There are many situations, however, where this simply isn’t the case. adjusting entries Businesses rely on their accountants to report accurate information.
- Before it can do so though, it has to make an adjusting entry, to reflect the portion of the asset for which payment was made previously, that is used during this period.
- Now the company wants to prepare the financial statements for the current period.
- And at that time, the company recorded a decrease in cash, and created an asset account, either prepaid insurance or PP&E.
These adjusting entries record non-cash items such as depreciation expense, allowance for doubtful debts etc. You will learn the different types of adjusting entries and how to prepare them.
The Five Types Of Adjusting Entries
For example, a company that has a fiscal year ending December 31 takes out a loan from the bank on December bookkeeping 1. The terms of the loan indicate that interest payments are to be made every three months.
To record a revenue or expense that has not yet been recorded through a standard accounting transaction. First, all revenue accounts are transferred to income summary. This is done through a journal entry debiting all revenue accounts and crediting income summary. A closing entry is a journal entry made at the end of the accounting period.
Second, to be accurate in our financial statements, the balance owed to the bank on December 31 includes not only the balance on the loan but also the unpaid interest. If we contact Ginormic National Bank to payoff the loan on December 31, we would need to pay the principal owed plus the $670 of interest. The interest is considered a separate payable and should not be added to the note payable. Some adjusting entries involve expenses that have not yet been paid for nor has the obligation been recorded. Examples include unrecorded bills and unpaid wages, interest, and taxes.
Accruals are revenues earned or expenses incurred which impact a company’s net income, although cash has not yet exchanged hands. His bill for January is $2,000, but since he won’t be billing until February 1, he will have to make an adjusting entry to accrue the $2,000 in revenue he earned for the month of January.
If your accountant prepares statement of retained earnings example, he or she should give you a copy of these entries so that you can enter them in your general ledger. The preparation of adjusting entries is the fourth step of accounting cycle and comes after the preparation of unadjusted trial balance. Adjusting entries can become a complex bookkeeping and accounting task and are equally important to ensure your company has precise books. If you have questions about adjusting entries or need assistance with your accounting, Selden Fox can help.
Another type of unrecorded revenue deals with work the business was paid for before the work was completed (unearned revenue) which was completed by the end of the period. Transactions of this type can be written two different ways. We could be told how much revenue has been earned or we could be told the remaining balance in unearned revenue.
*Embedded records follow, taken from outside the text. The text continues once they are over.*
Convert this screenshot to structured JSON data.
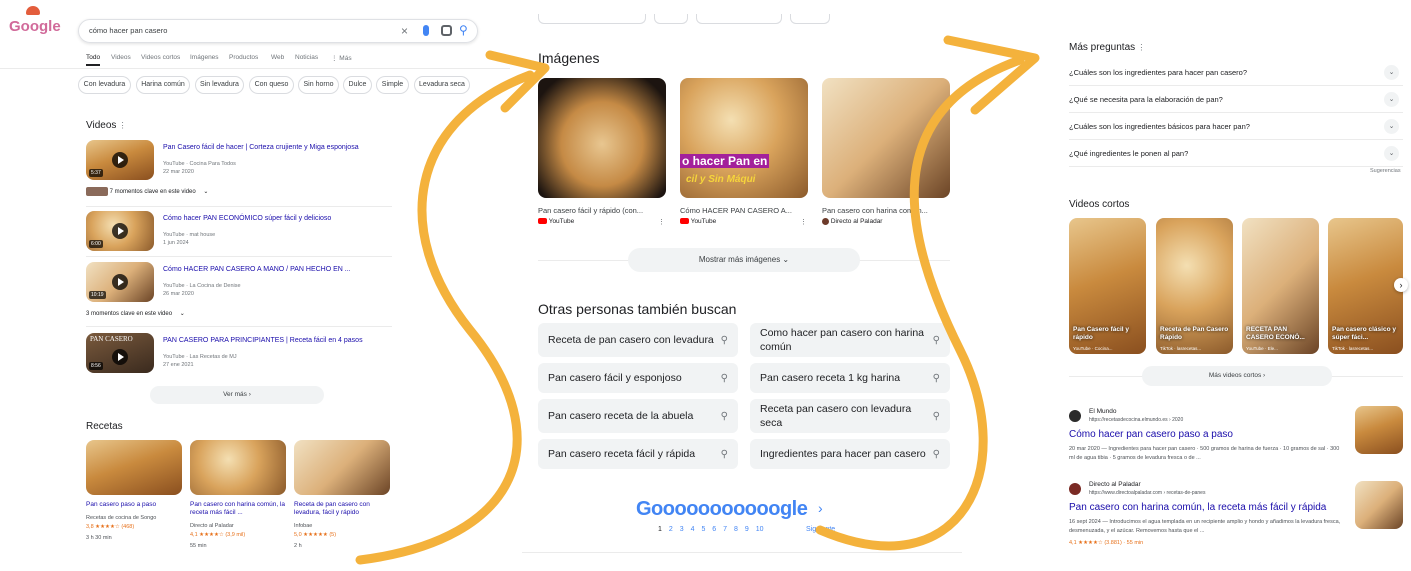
{
  "search": {
    "logo": "Google",
    "query": "cómo hacer pan casero",
    "tabs": [
      "Todo",
      "Videos",
      "Videos cortos",
      "Imágenes",
      "Productos",
      "Web",
      "Noticias",
      "⋮ Más"
    ],
    "chips": [
      "Con levadura",
      "Harina común",
      "Sin levadura",
      "Con queso",
      "Sin horno",
      "Dulce",
      "Simple",
      "Levadura seca"
    ]
  },
  "videos": {
    "heading": "Videos",
    "items": [
      {
        "title": "Pan Casero fácil de hacer | Corteza crujiente y Miga esponjosa",
        "source": "YouTube · Cocina Para Todos",
        "date": "22 mar 2020",
        "duration": "5:37"
      },
      {
        "title": "Cómo hacer PAN ECONÓMICO súper fácil y delicioso",
        "source": "YouTube · mat house",
        "date": "1 jun 2024",
        "duration": "6:00"
      },
      {
        "title": "Cómo HACER PAN CASERO A MANO / PAN HECHO EN ...",
        "source": "YouTube · La Cocina de Denise",
        "date": "26 mar 2020",
        "duration": "10:19"
      },
      {
        "title": "PAN CASERO PARA PRINCIPIANTES | Receta fácil en 4 pasos",
        "source": "YouTube · Las Recetas de MJ",
        "date": "27 ene 2021",
        "duration": "8:56",
        "thumb_text": "PAN CASERO"
      }
    ],
    "moments_1": "7 momentos clave en este video",
    "moments_3": "3 momentos clave en este video",
    "more": "Ver más"
  },
  "recipes": {
    "heading": "Recetas",
    "items": [
      {
        "title": "Pan casero paso a paso",
        "source": "Recetas de cocina de Songo",
        "rating": "3,8 ★★★★☆ (468)",
        "time": "3 h 30 min"
      },
      {
        "title": "Pan casero con harina común, la receta más fácil ...",
        "source": "Directo al Paladar",
        "rating": "4,1 ★★★★☆ (3,9 mil)",
        "time": "55 min"
      },
      {
        "title": "Receta de pan casero con levadura, fácil y rápido",
        "source": "Infobae",
        "rating": "5,0 ★★★★★ (5)",
        "time": "2 h"
      }
    ]
  },
  "images": {
    "heading": "Imágenes",
    "items": [
      {
        "caption": "Pan casero fácil y rápido (con...",
        "source": "YouTube"
      },
      {
        "caption": "Cómo HACER PAN CASERO A...",
        "source": "YouTube",
        "overlay": "o hacer Pan en",
        "overlay2": "cil y Sin Máqui"
      },
      {
        "caption": "Pan casero con harina común...",
        "source": "Directo al Paladar"
      }
    ],
    "more": "Mostrar más imágenes"
  },
  "related": {
    "heading": "Otras personas también buscan",
    "items": [
      "Receta de pan casero con levadura",
      "Como hacer pan casero con harina común",
      "Pan casero fácil y esponjoso",
      "Pan casero receta 1 kg harina",
      "Pan casero receta de la abuela",
      "Receta pan casero con levadura seca",
      "Pan casero receta fácil y rápida",
      "Ingredientes para hacer pan casero"
    ]
  },
  "pagination": {
    "logo": "Gooooooooooogle",
    "pages": [
      "1",
      "2",
      "3",
      "4",
      "5",
      "6",
      "7",
      "8",
      "9",
      "10"
    ],
    "next": "Siguiente"
  },
  "paa": {
    "heading": "Más preguntas",
    "questions": [
      "¿Cuáles son los ingredientes para hacer pan casero?",
      "¿Qué se necesita para la elaboración de pan?",
      "¿Cuáles son los ingredientes básicos para hacer pan?",
      "¿Qué ingredientes le ponen al pan?"
    ],
    "feedback": "Sugerencias"
  },
  "shorts": {
    "heading": "Videos cortos",
    "items": [
      {
        "caption": "Pan Casero fácil y rápido",
        "source": "YouTube · Cocina..."
      },
      {
        "caption": "Receta de Pan Casero Rápido",
        "source": "TikTok · lasrecetas..."
      },
      {
        "caption": "RECETA PAN CASERO ECONÓ...",
        "source": "YouTube · Ele..."
      },
      {
        "caption": "Pan casero clásico y súper fáci...",
        "source": "TikTok · lasrecetas..."
      }
    ],
    "more": "Más videos cortos"
  },
  "results": [
    {
      "site": "El Mundo",
      "url": "https://recetasdecocina.elmundo.es › 2020",
      "title": "Cómo hacer pan casero paso a paso",
      "snippet": "20 mar 2020 — Ingredientes para hacer pan casero · 500 gramos de harina de fuerza · 10 gramos de sal · 300 ml de agua tibia · 5 gramos de levadura fresca o de ..."
    },
    {
      "site": "Directo al Paladar",
      "url": "https://www.directoalpaladar.com › recetas-de-panes",
      "title": "Pan casero con harina común, la receta más fácil y rápida",
      "snippet": "16 sept 2024 — Introducimos el agua templada en un recipiente amplio y hondo y añadimos la levadura fresca, desmenuzada, y el azúcar. Removemos hasta que el ...",
      "rating": "4,1 ★★★★☆ (3.881) · 55 min"
    }
  ],
  "colors": {
    "link": "#1a0dab",
    "arrow": "#f4b23c",
    "chip_border": "#dadce0",
    "related_bg": "#f1f3f4"
  }
}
You will also learn the second trial balance prepared in the accounting cycle – the “adjusted trial balance”. A third classification of adjusting entry occurs where the exact amount of an expense cannot easily be determined.